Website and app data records
**********

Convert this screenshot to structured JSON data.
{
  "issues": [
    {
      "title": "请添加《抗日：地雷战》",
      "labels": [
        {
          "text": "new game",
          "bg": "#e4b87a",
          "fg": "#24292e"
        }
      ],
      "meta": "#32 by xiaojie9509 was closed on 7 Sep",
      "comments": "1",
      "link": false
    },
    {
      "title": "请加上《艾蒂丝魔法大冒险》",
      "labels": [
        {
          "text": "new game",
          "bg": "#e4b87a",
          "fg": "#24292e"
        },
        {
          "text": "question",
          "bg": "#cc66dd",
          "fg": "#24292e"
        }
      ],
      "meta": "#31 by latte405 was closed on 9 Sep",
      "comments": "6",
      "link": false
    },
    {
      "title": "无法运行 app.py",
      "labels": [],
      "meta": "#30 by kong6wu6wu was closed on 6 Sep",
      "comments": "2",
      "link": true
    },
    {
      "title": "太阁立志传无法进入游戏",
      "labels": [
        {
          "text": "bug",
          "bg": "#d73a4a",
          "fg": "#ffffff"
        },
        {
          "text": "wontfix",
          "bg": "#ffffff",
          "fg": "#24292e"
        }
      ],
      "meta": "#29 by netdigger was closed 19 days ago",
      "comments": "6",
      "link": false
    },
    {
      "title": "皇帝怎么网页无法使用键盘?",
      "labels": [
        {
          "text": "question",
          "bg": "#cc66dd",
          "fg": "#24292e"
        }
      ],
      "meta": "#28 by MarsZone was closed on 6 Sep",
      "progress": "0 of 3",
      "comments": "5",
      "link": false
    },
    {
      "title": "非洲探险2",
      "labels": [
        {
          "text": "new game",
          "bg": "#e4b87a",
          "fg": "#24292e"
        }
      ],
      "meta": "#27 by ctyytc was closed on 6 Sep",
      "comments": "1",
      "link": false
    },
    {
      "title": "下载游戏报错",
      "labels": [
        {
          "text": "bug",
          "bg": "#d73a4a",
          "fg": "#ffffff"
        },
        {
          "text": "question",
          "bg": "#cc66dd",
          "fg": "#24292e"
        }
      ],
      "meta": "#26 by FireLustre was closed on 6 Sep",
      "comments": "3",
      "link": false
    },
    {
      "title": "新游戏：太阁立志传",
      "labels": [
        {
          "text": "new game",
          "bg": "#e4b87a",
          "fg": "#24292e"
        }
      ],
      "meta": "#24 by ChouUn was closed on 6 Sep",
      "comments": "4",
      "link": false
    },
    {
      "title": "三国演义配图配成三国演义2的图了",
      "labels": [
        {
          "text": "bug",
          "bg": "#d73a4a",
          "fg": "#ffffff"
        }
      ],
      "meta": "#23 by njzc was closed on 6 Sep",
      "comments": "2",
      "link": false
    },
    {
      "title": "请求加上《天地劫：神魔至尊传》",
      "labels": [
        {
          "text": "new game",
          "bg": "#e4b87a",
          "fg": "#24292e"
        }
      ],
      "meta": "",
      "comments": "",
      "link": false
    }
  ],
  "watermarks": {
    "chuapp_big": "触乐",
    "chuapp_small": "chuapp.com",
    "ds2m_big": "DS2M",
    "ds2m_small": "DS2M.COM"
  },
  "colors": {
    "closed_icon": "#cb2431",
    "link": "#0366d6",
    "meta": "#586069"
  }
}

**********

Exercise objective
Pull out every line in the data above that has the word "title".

Exercise answer
      "title": "请添加《抗日：地雷战》",
      "title": "请加上《艾蒂丝魔法大冒险》",
      "title": "无法运行 app.py",
      "title": "太阁立志传无法进入游戏",
      "title": "皇帝怎么网页无法使用键盘?",
      "title": "非洲探险2",
      "title": "下载游戏报错",
      "title": "新游戏：太阁立志传",
      "title": "三国演义配图配成三国演义2的图了",
      "title": "请求加上《天地劫：神魔至尊传》",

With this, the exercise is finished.